Sylvia Smith has covered the nation's capitol for the Fort Wayne Journal-Gazette
for a lot of years and she has seen a lot of politicians and promises come and go. She wrote the following column Aug. 8, 2003, on the lack of public access to Congressional Research Service reports.
Smith's column makes clear both why taxpayers should have access to at least most CRS reports and the fact one Member of Congress can unilaterally make a difference for the public's right to know how its business is being conducted:
WASHINGTON -- Not long after the Sept. 11, 2001, terrorist attacks, Sen. Richard Lugar was working on a document that eventually became known as the Lugar Doctrine, which outlined his view on the tack U.S. foreign policy should take in our heightened awareness of weapons of mass destruction.
One of the things he wanted to know, as he worked on the paper, was which countries have both terrorists cells and weapons of mass destruction.
It's not the sort of thing you can look up in the World Book Encyclopedia, and the Pentagon was reluctant to commit itself.
But when Lugar's staff asked the Congressional Research Service, its researchers were able to develop the lists.
"It was maybe the most scholarly overlay ever done," said Lugar's press secretary, Andy Fisher.
Over the years, Lugar's office has relied on the Congressional Research Service countless times, as have all members of Congress, their staffs and the congressional committees.
The Congressional Research Service provides the best, most clearly written, least slanted information about public policy issues to be had in Washington - which is to say, in the world.
But if you call the CRS, you won't get a single word of a single report.
The Congressional Research Service was created almost a century ago by and for Congress for its own edification. Until Congress says it can share its myriad reports (from abortion to the World Trade Organization), CRS is a closed shop.
The fact that you and I and our taxpaying neighbors pony up to the tune of about $75 million a year for these top-notch researchers is irrelevant. It is not a publicly available resource.
That's a ridiculous situation. Like most ridiculous situations, it can be gotten around.
The first way is to pay $299 a year to subscribe to a for-profit organization that then sells individual CRS reports for $7.95 a pop. (It's $29.95 for non-subscribers.) Penny Hill Press's Web site doesn't happen to mention how it gets the reports.
The drawback to this approach is the cost and the absurdity of paying twice for something.

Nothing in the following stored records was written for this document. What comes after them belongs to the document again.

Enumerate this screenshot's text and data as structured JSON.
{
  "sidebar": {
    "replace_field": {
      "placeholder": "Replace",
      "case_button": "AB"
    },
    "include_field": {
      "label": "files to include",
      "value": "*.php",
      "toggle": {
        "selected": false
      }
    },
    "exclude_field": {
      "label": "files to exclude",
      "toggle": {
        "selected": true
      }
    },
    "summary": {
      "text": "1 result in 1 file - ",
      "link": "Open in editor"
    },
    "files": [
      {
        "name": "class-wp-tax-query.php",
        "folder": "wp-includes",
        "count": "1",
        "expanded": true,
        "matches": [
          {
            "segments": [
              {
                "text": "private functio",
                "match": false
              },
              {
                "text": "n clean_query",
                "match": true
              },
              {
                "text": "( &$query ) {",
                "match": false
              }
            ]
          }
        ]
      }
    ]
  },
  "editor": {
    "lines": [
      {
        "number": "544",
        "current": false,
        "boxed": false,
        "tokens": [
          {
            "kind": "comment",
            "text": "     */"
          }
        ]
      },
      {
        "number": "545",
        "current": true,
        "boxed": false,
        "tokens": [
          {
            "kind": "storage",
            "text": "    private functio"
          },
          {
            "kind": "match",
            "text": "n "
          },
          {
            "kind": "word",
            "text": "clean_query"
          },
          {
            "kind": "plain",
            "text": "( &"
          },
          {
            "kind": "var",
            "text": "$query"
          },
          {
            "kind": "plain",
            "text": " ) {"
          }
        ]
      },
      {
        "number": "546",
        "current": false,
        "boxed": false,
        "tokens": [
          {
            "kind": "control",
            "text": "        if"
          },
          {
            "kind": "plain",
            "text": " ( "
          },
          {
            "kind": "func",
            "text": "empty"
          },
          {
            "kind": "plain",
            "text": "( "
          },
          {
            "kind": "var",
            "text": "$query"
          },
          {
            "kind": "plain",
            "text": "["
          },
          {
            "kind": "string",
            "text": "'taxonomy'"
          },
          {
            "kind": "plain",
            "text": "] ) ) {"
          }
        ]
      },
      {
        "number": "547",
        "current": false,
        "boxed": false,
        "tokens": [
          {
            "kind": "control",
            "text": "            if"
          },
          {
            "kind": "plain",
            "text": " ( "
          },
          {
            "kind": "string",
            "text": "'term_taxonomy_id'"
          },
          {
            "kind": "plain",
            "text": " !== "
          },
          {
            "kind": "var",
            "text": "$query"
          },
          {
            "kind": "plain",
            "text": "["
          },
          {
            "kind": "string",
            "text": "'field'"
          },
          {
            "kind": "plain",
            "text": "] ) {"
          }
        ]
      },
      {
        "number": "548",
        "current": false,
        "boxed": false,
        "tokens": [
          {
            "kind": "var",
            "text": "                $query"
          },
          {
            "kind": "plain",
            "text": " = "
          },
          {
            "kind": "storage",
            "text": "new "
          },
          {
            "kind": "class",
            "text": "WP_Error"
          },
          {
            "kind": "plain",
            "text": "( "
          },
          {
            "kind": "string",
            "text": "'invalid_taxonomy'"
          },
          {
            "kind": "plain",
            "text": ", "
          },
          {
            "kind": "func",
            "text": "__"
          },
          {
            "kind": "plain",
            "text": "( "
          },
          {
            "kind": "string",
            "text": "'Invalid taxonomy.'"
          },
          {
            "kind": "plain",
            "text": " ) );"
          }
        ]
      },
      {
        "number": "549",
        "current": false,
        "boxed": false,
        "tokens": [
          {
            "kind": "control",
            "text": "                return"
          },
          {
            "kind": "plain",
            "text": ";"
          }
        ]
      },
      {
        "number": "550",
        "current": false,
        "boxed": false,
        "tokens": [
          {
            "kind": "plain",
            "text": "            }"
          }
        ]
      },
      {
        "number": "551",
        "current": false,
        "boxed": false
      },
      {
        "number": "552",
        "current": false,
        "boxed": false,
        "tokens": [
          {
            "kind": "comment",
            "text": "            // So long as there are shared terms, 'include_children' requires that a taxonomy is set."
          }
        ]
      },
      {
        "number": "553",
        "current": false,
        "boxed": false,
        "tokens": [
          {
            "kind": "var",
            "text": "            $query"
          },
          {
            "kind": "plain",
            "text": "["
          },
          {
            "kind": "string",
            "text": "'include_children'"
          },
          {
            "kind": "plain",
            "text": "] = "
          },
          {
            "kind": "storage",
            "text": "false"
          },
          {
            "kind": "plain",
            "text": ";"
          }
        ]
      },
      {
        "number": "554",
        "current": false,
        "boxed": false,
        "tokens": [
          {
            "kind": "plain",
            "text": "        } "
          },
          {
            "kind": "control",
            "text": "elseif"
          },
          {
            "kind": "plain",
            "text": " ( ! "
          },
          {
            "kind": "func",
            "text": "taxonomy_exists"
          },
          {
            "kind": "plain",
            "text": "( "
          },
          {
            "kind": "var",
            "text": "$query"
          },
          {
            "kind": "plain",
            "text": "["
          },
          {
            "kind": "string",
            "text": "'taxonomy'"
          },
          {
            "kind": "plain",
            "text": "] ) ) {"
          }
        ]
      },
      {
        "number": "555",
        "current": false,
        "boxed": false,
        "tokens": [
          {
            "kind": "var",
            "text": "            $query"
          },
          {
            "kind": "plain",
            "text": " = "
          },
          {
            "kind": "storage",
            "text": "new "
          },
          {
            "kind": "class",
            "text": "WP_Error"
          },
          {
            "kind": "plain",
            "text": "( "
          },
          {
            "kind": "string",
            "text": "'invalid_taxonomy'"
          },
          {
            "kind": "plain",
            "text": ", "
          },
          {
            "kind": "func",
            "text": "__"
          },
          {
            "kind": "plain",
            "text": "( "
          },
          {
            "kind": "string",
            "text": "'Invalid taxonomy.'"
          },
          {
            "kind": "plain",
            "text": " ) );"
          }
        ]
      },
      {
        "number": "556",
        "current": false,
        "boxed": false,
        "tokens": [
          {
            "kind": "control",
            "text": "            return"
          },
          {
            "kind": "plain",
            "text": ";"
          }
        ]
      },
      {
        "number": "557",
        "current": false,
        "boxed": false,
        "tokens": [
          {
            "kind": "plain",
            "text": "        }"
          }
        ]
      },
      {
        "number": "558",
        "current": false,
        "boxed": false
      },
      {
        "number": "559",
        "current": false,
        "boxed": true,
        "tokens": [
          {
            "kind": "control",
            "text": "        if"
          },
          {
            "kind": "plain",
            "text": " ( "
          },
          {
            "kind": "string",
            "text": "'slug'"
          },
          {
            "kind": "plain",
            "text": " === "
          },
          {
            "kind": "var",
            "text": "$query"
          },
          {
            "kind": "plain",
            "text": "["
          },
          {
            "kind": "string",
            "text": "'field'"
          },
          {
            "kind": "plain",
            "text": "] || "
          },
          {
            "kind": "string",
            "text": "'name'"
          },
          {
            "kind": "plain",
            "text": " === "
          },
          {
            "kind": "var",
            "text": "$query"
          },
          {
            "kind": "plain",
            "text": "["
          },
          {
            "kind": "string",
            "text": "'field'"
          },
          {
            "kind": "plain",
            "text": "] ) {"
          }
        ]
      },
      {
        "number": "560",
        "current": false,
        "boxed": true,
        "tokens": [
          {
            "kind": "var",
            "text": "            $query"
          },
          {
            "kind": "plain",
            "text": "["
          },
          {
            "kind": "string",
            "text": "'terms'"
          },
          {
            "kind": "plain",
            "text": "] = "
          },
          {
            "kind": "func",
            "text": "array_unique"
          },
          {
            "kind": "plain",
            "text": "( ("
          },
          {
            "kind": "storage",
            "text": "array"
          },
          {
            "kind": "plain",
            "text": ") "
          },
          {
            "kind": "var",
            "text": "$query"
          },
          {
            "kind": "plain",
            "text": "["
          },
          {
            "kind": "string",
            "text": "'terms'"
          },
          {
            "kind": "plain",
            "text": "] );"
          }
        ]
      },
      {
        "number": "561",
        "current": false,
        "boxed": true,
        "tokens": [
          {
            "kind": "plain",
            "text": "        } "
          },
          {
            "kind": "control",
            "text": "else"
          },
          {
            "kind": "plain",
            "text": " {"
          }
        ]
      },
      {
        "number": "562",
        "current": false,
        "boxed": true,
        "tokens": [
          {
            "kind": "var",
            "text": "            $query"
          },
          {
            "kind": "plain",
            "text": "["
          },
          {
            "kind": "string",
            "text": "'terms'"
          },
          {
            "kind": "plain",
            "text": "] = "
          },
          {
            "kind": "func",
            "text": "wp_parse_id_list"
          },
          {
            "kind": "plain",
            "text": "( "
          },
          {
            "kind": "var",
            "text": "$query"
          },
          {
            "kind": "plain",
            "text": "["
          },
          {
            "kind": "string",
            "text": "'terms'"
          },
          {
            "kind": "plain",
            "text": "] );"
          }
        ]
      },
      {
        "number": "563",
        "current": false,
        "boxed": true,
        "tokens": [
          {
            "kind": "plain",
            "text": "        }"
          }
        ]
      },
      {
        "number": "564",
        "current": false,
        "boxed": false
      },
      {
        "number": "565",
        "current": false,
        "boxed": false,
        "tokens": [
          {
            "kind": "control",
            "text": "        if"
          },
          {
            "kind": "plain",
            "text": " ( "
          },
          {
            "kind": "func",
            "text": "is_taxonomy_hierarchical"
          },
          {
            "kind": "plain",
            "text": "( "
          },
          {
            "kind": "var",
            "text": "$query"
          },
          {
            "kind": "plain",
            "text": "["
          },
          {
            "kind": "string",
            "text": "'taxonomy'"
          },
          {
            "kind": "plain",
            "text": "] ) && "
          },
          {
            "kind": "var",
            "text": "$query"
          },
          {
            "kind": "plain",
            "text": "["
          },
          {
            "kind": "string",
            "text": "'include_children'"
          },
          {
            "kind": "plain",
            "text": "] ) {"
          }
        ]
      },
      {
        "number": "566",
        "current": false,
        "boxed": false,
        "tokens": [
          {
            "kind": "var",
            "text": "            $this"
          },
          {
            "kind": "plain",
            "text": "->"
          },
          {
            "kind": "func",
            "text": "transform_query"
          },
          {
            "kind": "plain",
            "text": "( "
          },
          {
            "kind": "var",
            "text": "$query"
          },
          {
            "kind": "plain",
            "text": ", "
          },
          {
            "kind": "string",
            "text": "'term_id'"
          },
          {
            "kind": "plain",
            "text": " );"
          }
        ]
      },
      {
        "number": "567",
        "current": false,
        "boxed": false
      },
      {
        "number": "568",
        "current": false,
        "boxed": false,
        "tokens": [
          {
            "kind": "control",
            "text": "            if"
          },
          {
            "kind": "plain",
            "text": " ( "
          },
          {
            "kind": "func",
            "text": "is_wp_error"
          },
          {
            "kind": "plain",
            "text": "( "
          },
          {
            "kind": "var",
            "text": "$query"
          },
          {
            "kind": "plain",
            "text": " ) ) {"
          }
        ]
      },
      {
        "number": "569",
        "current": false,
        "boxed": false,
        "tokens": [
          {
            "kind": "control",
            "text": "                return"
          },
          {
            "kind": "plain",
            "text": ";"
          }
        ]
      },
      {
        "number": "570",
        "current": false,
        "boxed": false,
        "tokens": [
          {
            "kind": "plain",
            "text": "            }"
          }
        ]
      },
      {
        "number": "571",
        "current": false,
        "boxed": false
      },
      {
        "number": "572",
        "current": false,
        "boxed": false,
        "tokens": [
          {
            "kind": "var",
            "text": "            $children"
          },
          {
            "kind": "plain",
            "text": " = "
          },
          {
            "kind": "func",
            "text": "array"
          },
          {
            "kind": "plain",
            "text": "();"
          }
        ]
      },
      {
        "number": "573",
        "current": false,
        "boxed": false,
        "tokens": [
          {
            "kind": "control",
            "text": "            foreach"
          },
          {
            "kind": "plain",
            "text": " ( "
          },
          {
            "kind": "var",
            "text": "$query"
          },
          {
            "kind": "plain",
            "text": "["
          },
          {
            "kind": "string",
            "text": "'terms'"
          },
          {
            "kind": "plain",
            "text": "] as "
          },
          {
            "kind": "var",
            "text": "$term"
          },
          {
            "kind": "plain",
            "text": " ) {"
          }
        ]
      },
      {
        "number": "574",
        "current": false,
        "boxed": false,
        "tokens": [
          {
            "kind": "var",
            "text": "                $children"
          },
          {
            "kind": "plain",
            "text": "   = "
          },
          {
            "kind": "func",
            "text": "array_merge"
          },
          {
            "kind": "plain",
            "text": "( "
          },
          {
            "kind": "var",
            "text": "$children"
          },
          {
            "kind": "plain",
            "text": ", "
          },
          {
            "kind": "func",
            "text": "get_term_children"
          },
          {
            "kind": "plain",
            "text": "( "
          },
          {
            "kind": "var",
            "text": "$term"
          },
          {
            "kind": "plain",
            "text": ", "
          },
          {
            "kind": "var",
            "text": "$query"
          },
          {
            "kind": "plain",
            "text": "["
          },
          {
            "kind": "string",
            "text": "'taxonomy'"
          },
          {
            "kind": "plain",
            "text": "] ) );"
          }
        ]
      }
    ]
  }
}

The second is to ask a member of Congress for a report. Most people don't know the Congressional Research Service exists, let alone that a call to a House or Senate office will yield results.
But it will. Rep. Mark Souder, R-3rd, for instance, gets a couple of constituent requests each year for CRS reports. Lugar gets a few each month.
The flaws in this approach are that you have to know the report exists (although most public policy topics are covered), there's a time element involved, and maybe you don't want a member of the government knowing what you're interested in.
The third way to scale the CRS castle wall is to take advantage of the offer made by a Wisconsin Republican who thinks taxpayers ought to be able to use what they pay for.
So Rep. Mark Green's Web page has a link to the Congressional Research Service's various reports.
A click or two, and you can learn all you'd ever want to know about daylight-saving time, Ecstasy (the drug), countercyclical assistance for farmers, Internet gambling, the labor issues involved in the U.S.-Jordan free trade agreement, state laws on human cloning, Plan Colombia or the next excuse for a party. (It's National Airborne Day, Aug. 16. I know that from the report called "Commemorative Observances: A Chronological List.")
A link Green has on his Web page (www. house.gov/markgreen) goes directly to the list of CRS reports.
It's the intragovernment link available to anyone hooked in to a congressional computer system, but that excludes the taxpaying public.
Green's Web page is essentially a conduit between the treasure trove of information and the people who paid for it.
There are no down sides to this approach except to politicians.
Say you want the background on the African Development Bank and Fund and ask your member of Congress to help. Some staffer will get the CRS report, put it in the mail to you (or e-mail it if you've e-mailed your query) and include a letter from said member of Congress saying it was a pleasure to assist, and write any time.
You, of course, will be most grateful and perhaps will keep this in mind when Election Day rolls around.
"If you're that hard up to get constituent appreciation, you have deeper problems than whether or not a CRS report is on your Web site," Green said.
None of the Hoosier congressional delegation has followed Green's leadership. If we're lucky, perhaps they will.
A 30-year veteran of The Journal Gazette, Sylvia Smith has covered Washington for 14 years. She is the only Washington-based reporter who exclusively covers northeast Indiana.
Thanks to Sylvia for pointing this column out to me earlier today. See, I have friends in high places!PoliticsMediaRepublicansGOPCongressCitizens Mediacitizen journalismOpen Source Politics